United Nations High Commissioner for Human Rights Michelle Bachelet today said she was troubled by the recent trend towards moving civilian functions under the Ministry of Defence or retired military officers, and renewed reports of surveillance and harassment of human rights defenders, journalists and victims.
In her oral updates and introduction to country reports of the Secretary-General and the High Commissioner at the UN Human Rights Council’s 43rd Session, Michelle Bachelet said, she also was not convinced with the appointment of yet another Commission of Inquiry to address Sri Lanka’s human rights issues.
High Commissioner said: “I move to our update on Sri Lanka,HRC/43/19, assessing the progress made in implementing Human Rights Council resolution 30/1. I regret that the new Government has announced a very different approach to the commitments previously made in the resolution which risks setting back efforts to advance reconciliation, accountability and human rights.

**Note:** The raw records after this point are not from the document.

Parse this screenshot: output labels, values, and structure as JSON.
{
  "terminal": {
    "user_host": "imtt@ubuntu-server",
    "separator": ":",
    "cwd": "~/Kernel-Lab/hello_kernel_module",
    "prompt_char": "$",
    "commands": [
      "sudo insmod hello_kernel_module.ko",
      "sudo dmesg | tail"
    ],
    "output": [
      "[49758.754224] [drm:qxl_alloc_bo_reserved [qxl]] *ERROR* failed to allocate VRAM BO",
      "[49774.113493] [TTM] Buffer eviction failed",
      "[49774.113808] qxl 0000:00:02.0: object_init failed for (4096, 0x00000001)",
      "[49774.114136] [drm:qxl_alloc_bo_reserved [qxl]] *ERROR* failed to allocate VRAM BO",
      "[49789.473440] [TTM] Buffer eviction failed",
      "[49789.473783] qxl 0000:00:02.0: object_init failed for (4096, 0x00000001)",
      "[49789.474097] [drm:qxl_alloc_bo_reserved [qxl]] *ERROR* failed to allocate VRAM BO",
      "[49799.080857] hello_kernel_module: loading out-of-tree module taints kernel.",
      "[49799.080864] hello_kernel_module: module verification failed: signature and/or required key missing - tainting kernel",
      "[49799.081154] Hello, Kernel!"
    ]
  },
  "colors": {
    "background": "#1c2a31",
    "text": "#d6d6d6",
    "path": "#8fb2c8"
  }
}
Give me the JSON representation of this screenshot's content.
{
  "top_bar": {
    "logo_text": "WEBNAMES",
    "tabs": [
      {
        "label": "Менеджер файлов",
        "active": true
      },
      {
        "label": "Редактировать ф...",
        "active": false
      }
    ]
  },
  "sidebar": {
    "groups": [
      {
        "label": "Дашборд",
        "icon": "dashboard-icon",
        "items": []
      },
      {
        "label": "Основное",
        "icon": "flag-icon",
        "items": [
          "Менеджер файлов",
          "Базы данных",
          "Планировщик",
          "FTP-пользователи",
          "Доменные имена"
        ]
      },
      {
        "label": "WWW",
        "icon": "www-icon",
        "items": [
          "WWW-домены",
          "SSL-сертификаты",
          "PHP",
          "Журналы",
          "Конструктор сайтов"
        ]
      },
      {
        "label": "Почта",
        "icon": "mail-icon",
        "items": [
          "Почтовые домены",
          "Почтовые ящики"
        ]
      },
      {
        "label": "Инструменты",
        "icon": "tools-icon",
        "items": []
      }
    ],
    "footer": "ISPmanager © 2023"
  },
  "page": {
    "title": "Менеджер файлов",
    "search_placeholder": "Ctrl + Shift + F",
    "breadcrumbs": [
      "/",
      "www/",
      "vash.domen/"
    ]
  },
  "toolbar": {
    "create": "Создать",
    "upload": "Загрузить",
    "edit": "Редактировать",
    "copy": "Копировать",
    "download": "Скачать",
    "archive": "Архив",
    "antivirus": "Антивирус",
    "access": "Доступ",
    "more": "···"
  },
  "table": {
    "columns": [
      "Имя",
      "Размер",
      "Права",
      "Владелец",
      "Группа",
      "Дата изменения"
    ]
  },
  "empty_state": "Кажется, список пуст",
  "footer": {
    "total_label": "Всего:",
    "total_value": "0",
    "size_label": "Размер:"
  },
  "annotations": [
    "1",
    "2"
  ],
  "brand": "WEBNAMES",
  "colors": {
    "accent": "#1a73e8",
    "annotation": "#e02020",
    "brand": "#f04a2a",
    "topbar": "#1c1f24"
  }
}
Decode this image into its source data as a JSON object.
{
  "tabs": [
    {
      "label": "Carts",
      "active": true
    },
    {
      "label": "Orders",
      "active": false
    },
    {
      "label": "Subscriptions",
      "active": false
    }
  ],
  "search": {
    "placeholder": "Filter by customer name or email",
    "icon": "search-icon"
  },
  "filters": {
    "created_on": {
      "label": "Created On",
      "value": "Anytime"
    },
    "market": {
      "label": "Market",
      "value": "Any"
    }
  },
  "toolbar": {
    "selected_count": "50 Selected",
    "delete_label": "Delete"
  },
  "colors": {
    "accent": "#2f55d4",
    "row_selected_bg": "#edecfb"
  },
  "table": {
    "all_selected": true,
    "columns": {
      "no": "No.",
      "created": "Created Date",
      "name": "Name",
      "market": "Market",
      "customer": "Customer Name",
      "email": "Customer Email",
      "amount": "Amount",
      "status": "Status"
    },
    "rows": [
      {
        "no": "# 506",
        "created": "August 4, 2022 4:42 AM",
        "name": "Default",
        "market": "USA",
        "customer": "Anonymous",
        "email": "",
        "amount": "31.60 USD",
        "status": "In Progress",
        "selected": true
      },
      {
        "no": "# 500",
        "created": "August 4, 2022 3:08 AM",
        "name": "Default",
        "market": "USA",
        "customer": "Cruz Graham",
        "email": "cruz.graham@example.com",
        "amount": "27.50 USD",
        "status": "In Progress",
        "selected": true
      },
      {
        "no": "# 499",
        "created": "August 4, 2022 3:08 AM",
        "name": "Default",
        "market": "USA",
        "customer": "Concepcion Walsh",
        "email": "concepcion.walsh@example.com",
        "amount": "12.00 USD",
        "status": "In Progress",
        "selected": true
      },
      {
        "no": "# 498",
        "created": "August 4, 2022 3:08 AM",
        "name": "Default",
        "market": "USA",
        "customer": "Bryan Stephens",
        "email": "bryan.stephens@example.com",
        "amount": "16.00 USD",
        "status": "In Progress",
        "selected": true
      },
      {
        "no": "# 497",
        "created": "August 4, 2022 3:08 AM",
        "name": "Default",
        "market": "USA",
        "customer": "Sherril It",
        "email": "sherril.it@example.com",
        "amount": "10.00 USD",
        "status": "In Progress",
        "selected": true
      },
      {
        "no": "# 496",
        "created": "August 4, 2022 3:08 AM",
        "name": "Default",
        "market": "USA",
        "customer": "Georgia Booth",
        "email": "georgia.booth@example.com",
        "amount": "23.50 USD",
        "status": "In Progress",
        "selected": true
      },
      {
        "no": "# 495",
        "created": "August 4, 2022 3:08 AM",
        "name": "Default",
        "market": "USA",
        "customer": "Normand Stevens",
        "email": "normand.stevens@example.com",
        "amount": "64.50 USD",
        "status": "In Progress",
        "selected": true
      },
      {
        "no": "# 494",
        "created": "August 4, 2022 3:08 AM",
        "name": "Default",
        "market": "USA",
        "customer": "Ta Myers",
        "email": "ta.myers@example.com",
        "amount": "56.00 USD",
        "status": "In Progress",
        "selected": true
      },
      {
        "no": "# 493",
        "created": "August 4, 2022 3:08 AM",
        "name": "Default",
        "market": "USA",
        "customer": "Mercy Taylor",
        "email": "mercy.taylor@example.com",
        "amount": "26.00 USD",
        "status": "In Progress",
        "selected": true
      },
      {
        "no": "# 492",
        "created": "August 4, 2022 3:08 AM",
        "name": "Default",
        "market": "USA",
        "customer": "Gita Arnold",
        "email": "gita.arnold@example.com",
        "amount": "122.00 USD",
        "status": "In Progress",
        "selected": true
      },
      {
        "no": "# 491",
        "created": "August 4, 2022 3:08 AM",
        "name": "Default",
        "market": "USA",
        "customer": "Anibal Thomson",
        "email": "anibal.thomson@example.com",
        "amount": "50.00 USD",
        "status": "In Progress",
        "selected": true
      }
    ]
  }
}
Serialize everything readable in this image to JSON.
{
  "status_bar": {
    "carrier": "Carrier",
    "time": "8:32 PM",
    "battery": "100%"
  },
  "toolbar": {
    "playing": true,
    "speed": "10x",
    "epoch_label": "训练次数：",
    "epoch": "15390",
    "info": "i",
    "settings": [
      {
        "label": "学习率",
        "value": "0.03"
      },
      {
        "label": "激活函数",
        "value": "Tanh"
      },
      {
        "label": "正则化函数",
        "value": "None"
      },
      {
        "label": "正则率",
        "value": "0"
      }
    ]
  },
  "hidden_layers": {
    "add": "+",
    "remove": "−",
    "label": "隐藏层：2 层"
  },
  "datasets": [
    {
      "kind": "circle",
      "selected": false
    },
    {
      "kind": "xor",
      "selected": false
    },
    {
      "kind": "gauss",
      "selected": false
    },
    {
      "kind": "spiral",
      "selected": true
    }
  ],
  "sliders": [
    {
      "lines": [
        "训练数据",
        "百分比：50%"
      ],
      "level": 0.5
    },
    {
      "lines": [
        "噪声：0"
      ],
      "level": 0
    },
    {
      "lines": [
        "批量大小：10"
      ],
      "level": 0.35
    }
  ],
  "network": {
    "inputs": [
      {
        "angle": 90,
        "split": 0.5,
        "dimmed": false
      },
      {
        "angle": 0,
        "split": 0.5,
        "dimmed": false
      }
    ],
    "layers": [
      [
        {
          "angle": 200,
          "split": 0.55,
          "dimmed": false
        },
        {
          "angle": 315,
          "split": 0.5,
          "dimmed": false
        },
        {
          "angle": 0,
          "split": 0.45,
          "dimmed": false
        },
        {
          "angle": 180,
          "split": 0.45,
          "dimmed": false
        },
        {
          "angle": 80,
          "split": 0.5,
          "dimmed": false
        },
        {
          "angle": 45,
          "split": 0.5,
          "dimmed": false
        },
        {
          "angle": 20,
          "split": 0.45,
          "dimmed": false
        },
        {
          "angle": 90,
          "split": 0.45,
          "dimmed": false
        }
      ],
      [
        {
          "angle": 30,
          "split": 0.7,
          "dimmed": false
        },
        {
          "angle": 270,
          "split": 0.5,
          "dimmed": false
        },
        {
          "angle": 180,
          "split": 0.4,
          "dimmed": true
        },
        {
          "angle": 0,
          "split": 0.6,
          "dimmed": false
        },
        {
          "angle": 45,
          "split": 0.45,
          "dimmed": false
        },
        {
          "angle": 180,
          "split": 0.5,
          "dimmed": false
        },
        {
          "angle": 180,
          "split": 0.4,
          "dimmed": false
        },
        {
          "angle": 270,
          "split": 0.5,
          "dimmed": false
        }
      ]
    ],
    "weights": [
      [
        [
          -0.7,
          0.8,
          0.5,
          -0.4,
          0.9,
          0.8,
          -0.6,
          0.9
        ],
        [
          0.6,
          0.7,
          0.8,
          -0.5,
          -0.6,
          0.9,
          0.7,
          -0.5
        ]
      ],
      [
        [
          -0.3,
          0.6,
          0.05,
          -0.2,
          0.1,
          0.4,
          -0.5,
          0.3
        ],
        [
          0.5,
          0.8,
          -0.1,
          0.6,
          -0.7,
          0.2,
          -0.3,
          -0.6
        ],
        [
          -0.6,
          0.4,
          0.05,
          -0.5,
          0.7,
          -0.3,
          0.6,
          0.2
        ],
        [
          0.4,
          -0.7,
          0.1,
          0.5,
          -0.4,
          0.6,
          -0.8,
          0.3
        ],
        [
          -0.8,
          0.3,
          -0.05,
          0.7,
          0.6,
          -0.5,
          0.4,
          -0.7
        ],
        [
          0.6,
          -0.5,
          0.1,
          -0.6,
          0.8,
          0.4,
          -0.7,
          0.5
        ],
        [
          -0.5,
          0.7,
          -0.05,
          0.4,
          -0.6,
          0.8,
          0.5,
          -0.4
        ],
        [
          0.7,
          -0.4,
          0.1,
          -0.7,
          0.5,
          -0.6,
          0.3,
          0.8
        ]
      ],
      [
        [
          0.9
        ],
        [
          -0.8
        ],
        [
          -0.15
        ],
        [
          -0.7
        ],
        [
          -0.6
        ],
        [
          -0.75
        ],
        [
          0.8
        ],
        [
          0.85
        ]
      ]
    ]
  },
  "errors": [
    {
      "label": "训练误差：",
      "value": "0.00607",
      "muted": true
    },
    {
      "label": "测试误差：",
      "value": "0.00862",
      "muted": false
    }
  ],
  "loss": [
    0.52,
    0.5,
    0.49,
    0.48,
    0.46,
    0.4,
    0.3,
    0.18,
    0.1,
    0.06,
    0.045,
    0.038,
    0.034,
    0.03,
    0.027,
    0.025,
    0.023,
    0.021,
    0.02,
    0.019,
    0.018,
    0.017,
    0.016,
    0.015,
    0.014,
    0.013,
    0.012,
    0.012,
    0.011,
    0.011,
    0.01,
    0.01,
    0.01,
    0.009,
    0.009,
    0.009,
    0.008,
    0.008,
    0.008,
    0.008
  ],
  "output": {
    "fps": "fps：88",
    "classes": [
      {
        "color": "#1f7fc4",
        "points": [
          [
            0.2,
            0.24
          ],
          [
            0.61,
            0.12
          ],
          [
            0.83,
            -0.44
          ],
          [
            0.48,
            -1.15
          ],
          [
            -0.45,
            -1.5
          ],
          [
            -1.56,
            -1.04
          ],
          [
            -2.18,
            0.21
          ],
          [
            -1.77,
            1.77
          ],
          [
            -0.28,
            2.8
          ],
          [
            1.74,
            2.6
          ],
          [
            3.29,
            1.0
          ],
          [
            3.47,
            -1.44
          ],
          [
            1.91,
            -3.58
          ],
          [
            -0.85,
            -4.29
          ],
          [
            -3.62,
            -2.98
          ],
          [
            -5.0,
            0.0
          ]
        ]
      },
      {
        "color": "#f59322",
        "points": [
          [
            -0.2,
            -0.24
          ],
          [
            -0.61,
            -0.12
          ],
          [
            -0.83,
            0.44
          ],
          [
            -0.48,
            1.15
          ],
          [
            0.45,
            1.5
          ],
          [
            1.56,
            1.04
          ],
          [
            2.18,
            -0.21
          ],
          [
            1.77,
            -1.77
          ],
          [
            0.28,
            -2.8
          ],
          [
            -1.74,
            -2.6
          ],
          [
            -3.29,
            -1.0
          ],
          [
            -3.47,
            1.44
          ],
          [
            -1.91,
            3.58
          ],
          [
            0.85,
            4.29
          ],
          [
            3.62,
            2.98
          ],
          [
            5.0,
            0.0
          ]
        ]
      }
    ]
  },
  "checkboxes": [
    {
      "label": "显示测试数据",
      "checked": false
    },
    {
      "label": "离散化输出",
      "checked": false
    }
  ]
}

“The State must work for all its people and the needs of all communities, particularly the minorities, must be acknowledged and addressed. I urge the Government to preserve and build upon the gains which have been made over the last few years. In particular, I encourage the Government to ensure the Office on Missing Persons and the Office of Reparations are provided with political and resource support. The families of missing persons from all communities deserve justice and redress.
“Sri Lanka’s independent institutions, strengthened under the 19th Constitutional Amendment, are a key pillar in its democratic structure. And the space for civil society and independent media should be protected. I am therefore troubled by the recent trend towards moving civilian functions under the Ministry of Defence or retired military officers, and renewed reports of surveillance and harassment of human rights defenders, journalists and victims. The increasing levels of hate speech, and security and policy measures appear to be discriminately and disproportionately directed against minorities, both Tamil and Muslim.
“The fundamental problem remains that Sri Lanka has still not addressed impunity for past violations, nor undertaken the security sector reforms needed to address their drivers and enablers. Systemic barriers that continue to exist within the criminal justice system remain an impediment to real justice. Domestic processes have consistently failed to deliver accountability in the past and I am not convinced the appointment of yet another Commission of Inquiry will advance this agenda. As a result, victims remain denied justice and Sri Lankans from all communities have no guarantee that past patterns of human rights violations will not recur.
“I urge the Council to remain alert to this situation in terms of prevention and to explore all possible avenues for advancing accountability.”